- 4 1/2 pounds Damsons (pitted)
- 1 1/2 pounds Caster sugar
- 100 ml (1/2 cup – 5 teaspoons) Freshly squeezed lemon juice
- 3 tablespoons Amaretto liqueur
- Place the pitted damsons along with the sugar and lemon juice in a large container with a tight-fitting lid and leave to macerate in the fridge for up to 48 hours.
- Place damsons with all the juices and sugar into a preserving pan followed by the amaretto and bring to a boil. Simmer until you reach setting point 105C (220F). Keep on stirring frequently to make sure the sugar doesn’t catch on the bottom of the pan.
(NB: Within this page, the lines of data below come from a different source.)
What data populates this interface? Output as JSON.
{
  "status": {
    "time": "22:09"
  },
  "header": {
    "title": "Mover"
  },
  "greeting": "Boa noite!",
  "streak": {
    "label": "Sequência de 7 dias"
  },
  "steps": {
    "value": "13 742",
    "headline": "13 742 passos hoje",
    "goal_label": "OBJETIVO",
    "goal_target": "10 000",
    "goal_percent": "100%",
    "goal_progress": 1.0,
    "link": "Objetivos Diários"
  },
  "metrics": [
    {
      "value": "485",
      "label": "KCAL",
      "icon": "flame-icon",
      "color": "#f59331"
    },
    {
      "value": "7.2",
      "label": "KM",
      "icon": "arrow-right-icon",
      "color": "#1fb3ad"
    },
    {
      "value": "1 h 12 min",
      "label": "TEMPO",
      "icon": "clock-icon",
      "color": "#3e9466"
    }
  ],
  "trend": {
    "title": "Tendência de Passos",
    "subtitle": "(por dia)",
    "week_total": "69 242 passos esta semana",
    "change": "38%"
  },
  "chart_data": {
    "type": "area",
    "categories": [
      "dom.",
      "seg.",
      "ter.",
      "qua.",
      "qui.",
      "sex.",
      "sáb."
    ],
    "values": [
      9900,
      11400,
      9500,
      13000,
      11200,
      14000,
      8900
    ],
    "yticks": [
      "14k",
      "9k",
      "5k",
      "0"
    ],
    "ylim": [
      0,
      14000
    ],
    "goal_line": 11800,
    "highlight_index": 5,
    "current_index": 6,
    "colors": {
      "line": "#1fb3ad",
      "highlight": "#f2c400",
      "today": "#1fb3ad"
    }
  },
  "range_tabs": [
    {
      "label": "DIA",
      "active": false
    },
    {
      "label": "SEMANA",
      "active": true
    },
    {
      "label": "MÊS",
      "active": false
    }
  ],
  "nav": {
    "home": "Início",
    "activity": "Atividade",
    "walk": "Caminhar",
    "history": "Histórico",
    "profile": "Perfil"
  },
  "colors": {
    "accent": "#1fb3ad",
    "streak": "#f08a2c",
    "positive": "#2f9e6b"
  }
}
- Transfer to sterilized jars and seal.
* To sterilise my jars I soak the jars and there lids in very hot soapy water for around 10-15 minutes. I then rinse them of under hot water and set them and the lids on a baking tray. Place them in a 160C, 140C(fan), 320F for 10 minutes to dry out. Be very careful not to touch the inside of any of the jars throughout this process as this will de-sterilise them.
* Recipe from The Blue Chair Jam Cookbook – Rachel Saunders
* This Jam will last unopened for up to one year.
* Once opened store in the fridge for up to one month.